_Action item_
With the images removed, reproduce each entry below word for word.

─── Records supplied

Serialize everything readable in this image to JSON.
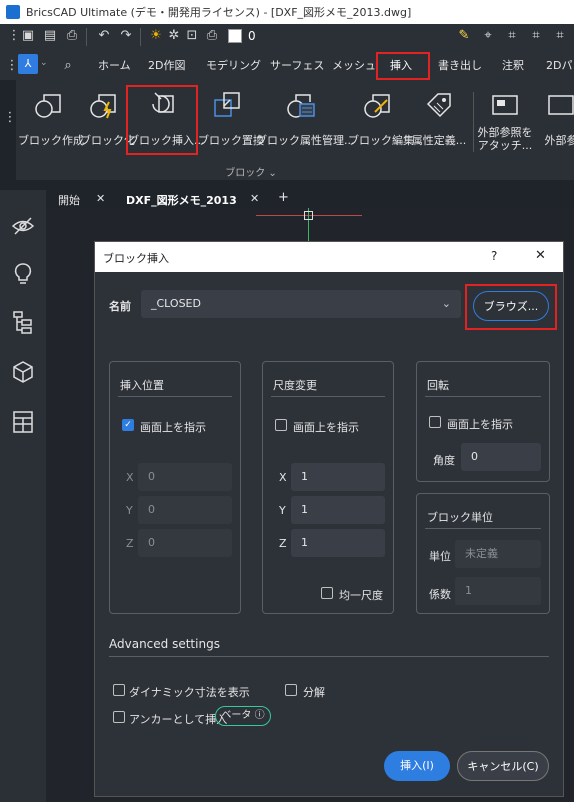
{
  "window": {
    "title": "BricsCAD Ultimate (デモ・開発用ライセンス) - [DXF_図形メモ_2013.dwg]"
  },
  "toolbar": {
    "layer_value": "0"
  },
  "ribbon_tabs": [
    "ホーム",
    "2D作図",
    "モデリング",
    "サーフェス",
    "メッシュ",
    "挿入",
    "書き出し",
    "注釈",
    "2Dパ"
  ],
  "ribbon": {
    "buttons": [
      "ブロック作成",
      "ブロック化",
      "ブロック挿入...",
      "ブロック置換",
      "ブロック属性管理...",
      "ブロック編集",
      "属性定義...",
      "外部参照を\nアタッチ...",
      "外部参"
    ],
    "group_label": "ブロック ⌄"
  },
  "doc_tabs": {
    "start": "開始",
    "active": "DXF_図形メモ_2013",
    "add": "+",
    "close": "✕"
  },
  "dialog": {
    "title": "ブロック挿入",
    "help": "?",
    "close": "✕",
    "name_label": "名前",
    "name_value": "_CLOSED",
    "browse_label": "ブラウズ...",
    "insertion": {
      "title": "挿入位置",
      "onscreen_label": "画面上を指示",
      "onscreen_checked": true,
      "x_label": "X",
      "x_value": "0",
      "y_label": "Y",
      "y_value": "0",
      "z_label": "Z",
      "z_value": "0"
    },
    "scale": {
      "title": "尺度変更",
      "onscreen_label": "画面上を指示",
      "onscreen_checked": false,
      "x_label": "X",
      "x_value": "1",
      "y_label": "Y",
      "y_value": "1",
      "z_label": "Z",
      "z_value": "1",
      "uniform_label": "均一尺度",
      "uniform_checked": false
    },
    "rotation": {
      "title": "回転",
      "onscreen_label": "画面上を指示",
      "onscreen_checked": false,
      "angle_label": "角度",
      "angle_value": "0"
    },
    "block_unit": {
      "title": "ブロック単位",
      "unit_label": "単位",
      "unit_value": "未定義",
      "factor_label": "係数",
      "factor_value": "1"
    },
    "advanced": {
      "title": "Advanced settings",
      "dynamic_dims_label": "ダイナミック寸法を表示",
      "explode_label": "分解",
      "anchor_label": "アンカーとして挿入",
      "beta_label": "ベータ ⓘ"
    },
    "insert_button": "挿入(I)",
    "cancel_button": "キャンセル(C)"
  },
  "colors": {
    "accent": "#2e7de1",
    "highlight_border": "#e32222",
    "beta_border": "#35c9a0"
  }
}
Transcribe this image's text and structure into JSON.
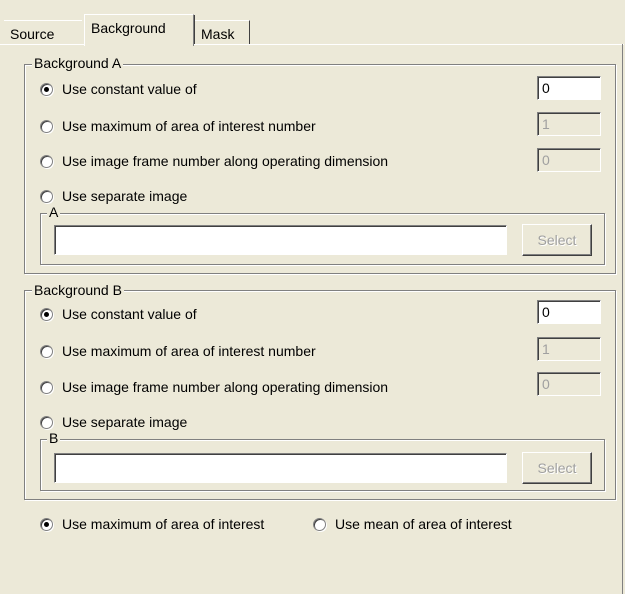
{
  "tabs": {
    "source": "Source",
    "background": "Background",
    "mask": "Mask"
  },
  "background_a": {
    "title": "Background A",
    "options": [
      {
        "label": "Use constant value of",
        "checked": true,
        "value": "0",
        "enabled": true
      },
      {
        "label": "Use maximum of area of interest number",
        "checked": false,
        "value": "1",
        "enabled": false
      },
      {
        "label": "Use image frame number along operating dimension",
        "checked": false,
        "value": "0",
        "enabled": false
      },
      {
        "label": "Use separate image",
        "checked": false
      }
    ],
    "image_group_title": "A",
    "image_path": "",
    "select_label": "Select"
  },
  "background_b": {
    "title": "Background B",
    "options": [
      {
        "label": "Use constant value of",
        "checked": true,
        "value": "0",
        "enabled": true
      },
      {
        "label": "Use maximum of area of interest number",
        "checked": false,
        "value": "1",
        "enabled": false
      },
      {
        "label": "Use image frame number along operating dimension",
        "checked": false,
        "value": "0",
        "enabled": false
      },
      {
        "label": "Use separate image",
        "checked": false
      }
    ],
    "image_group_title": "B",
    "image_path": "",
    "select_label": "Select"
  },
  "aoi_mode": {
    "max_label": "Use maximum of area of interest",
    "mean_label": "Use mean of area of interest",
    "selected": "max"
  }
}
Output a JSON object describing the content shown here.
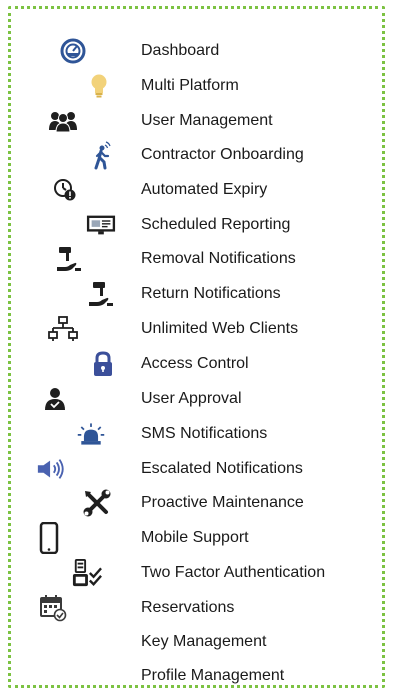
{
  "features": [
    {
      "label": "Dashboard",
      "icon": "dashboard-gauge-icon"
    },
    {
      "label": "Multi Platform",
      "icon": "lightbulb-icon"
    },
    {
      "label": "User Management",
      "icon": "user-group-icon"
    },
    {
      "label": "Contractor Onboarding",
      "icon": "walking-person-icon"
    },
    {
      "label": "Automated Expiry",
      "icon": "clock-alert-icon"
    },
    {
      "label": "Scheduled Reporting",
      "icon": "monitor-report-icon"
    },
    {
      "label": "Removal Notifications",
      "icon": "hand-remove-key-icon"
    },
    {
      "label": "Return Notifications",
      "icon": "hand-return-key-icon"
    },
    {
      "label": "Unlimited Web Clients",
      "icon": "network-tree-icon"
    },
    {
      "label": "Access Control",
      "icon": "padlock-icon"
    },
    {
      "label": "User Approval",
      "icon": "user-approve-icon"
    },
    {
      "label": "SMS Notifications",
      "icon": "alarm-beacon-icon"
    },
    {
      "label": "Escalated Notifications",
      "icon": "speaker-volume-icon"
    },
    {
      "label": "Proactive Maintenance",
      "icon": "wrench-screwdriver-icon"
    },
    {
      "label": "Mobile Support",
      "icon": "smartphone-icon"
    },
    {
      "label": "Two Factor Authentication",
      "icon": "two-factor-checklist-icon"
    },
    {
      "label": "Reservations",
      "icon": "calendar-check-icon"
    },
    {
      "label": "Key Management",
      "icon": ""
    },
    {
      "label": "Profile Management",
      "icon": ""
    }
  ],
  "colors": {
    "border": "#7cc242",
    "text": "#1a1a1a",
    "blue": "#2f5597",
    "icon": "#1f1f1f",
    "bulb": "#f2c94c"
  }
}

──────

_Exercise solution_
Serialize everything readable in this image to JSON.
{
  "window": {
    "title": "BricsCAD Ultimate (デモ・開発用ライセンス) - [DXF_図形メモ_2013.dwg]"
  },
  "toolbar": {
    "layer_value": "0"
  },
  "ribbon_tabs": [
    "ホーム",
    "2D作図",
    "モデリング",
    "サーフェス",
    "メッシュ",
    "挿入",
    "書き出し",
    "注釈",
    "2Dパ"
  ],
  "ribbon": {
    "buttons": [
      "ブロック作成",
      "ブロック化",
      "ブロック挿入...",
      "ブロック置換",
      "ブロック属性管理...",
      "ブロック編集",
      "属性定義...",
      "外部参照を\nアタッチ...",
      "外部参"
    ],
    "group_label": "ブロック ⌄"
  },
  "doc_tabs": {
    "start": "開始",
    "active": "DXF_図形メモ_2013",
    "add": "+",
    "close": "✕"
  },
  "dialog": {
    "title": "ブロック挿入",
    "help": "?",
    "close": "✕",
    "name_label": "名前",
    "name_value": "_CLOSED",
    "browse_label": "ブラウズ...",
    "insertion": {
      "title": "挿入位置",
      "onscreen_label": "画面上を指示",
      "onscreen_checked": true,
      "x_label": "X",
      "x_value": "0",
      "y_label": "Y",
      "y_value": "0",
      "z_label": "Z",
      "z_value": "0"
    },
    "scale": {
      "title": "尺度変更",
      "onscreen_label": "画面上を指示",
      "onscreen_checked": false,
      "x_label": "X",
      "x_value": "1",
      "y_label": "Y",
      "y_value": "1",
      "z_label": "Z",
      "z_value": "1",
      "uniform_label": "均一尺度",
      "uniform_checked": false
    },
    "rotation": {
      "title": "回転",
      "onscreen_label": "画面上を指示",
      "onscreen_checked": false,
      "angle_label": "角度",
      "angle_value": "0"
    },
    "block_unit": {
      "title": "ブロック単位",
      "unit_label": "単位",
      "unit_value": "未定義",
      "factor_label": "係数",
      "factor_value": "1"
    },
    "advanced": {
      "title": "Advanced settings",
      "dynamic_dims_label": "ダイナミック寸法を表示",
      "explode_label": "分解",
      "anchor_label": "アンカーとして挿入",
      "beta_label": "ベータ ⓘ"
    },
    "insert_button": "挿入(I)",
    "cancel_button": "キャンセル(C)"
  },
  "colors": {
    "accent": "#2e7de1",
    "highlight_border": "#e32222",
    "beta_border": "#35c9a0"
  }
}
Transcribe this image's text and structure into JSON.
{
  "tabs": {
    "source": "Source",
    "background": "Background",
    "mask": "Mask"
  },
  "background_a": {
    "title": "Background A",
    "options": [
      {
        "label": "Use constant value of",
        "checked": true,
        "value": "0",
        "enabled": true
      },
      {
        "label": "Use maximum of area of interest number",
        "checked": false,
        "value": "1",
        "enabled": false
      },
      {
        "label": "Use image frame number along operating dimension",
        "checked": false,
        "value": "0",
        "enabled": false
      },
      {
        "label": "Use separate image",
        "checked": false
      }
    ],
    "image_group_title": "A",
    "image_path": "",
    "select_label": "Select"
  },
  "background_b": {
    "title": "Background B",
    "options": [
      {
        "label": "Use constant value of",
        "checked": true,
        "value": "0",
        "enabled": true
      },
      {
        "label": "Use maximum of area of interest number",
        "checked": false,
        "value": "1",
        "enabled": false
      },
      {
        "label": "Use image frame number along operating dimension",
        "checked": false,
        "value": "0",
        "enabled": false
      },
      {
        "label": "Use separate image",
        "checked": false
      }
    ],
    "image_group_title": "B",
    "image_path": "",
    "select_label": "Select"
  },
  "aoi_mode": {
    "max_label": "Use maximum of area of interest",
    "mean_label": "Use mean of area of interest",
    "selected": "max"
  }
}
Output a JSON object describing the content shown here.
{
  "features": [
    {
      "label": "Dashboard",
      "icon": "dashboard-gauge-icon"
    },
    {
      "label": "Multi Platform",
      "icon": "lightbulb-icon"
    },
    {
      "label": "User Management",
      "icon": "user-group-icon"
    },
    {
      "label": "Contractor Onboarding",
      "icon": "walking-person-icon"
    },
    {
      "label": "Automated Expiry",
      "icon": "clock-alert-icon"
    },
    {
      "label": "Scheduled Reporting",
      "icon": "monitor-report-icon"
    },
    {
      "label": "Removal Notifications",
      "icon": "hand-remove-key-icon"
    },
    {
      "label": "Return Notifications",
      "icon": "hand-return-key-icon"
    },
    {
      "label": "Unlimited Web Clients",
      "icon": "network-tree-icon"
    },
    {
      "label": "Access Control",
      "icon": "padlock-icon"
    },
    {
      "label": "User Approval",
      "icon": "user-approve-icon"
    },
    {
      "label": "SMS Notifications",
      "icon": "alarm-beacon-icon"
    },
    {
      "label": "Escalated Notifications",
      "icon": "speaker-volume-icon"
    },
    {
      "label": "Proactive Maintenance",
      "icon": "wrench-screwdriver-icon"
    },
    {
      "label": "Mobile Support",
      "icon": "smartphone-icon"
    },
    {
      "label": "Two Factor Authentication",
      "icon": "two-factor-checklist-icon"
    },
    {
      "label": "Reservations",
      "icon": "calendar-check-icon"
    },
    {
      "label": "Key Management",
      "icon": ""
    },
    {
      "label": "Profile Management",
      "icon": ""
    }
  ],
  "colors": {
    "border": "#7cc242",
    "text": "#1a1a1a",
    "blue": "#2f5597",
    "icon": "#1f1f1f",
    "bulb": "#f2c94c"
  }
}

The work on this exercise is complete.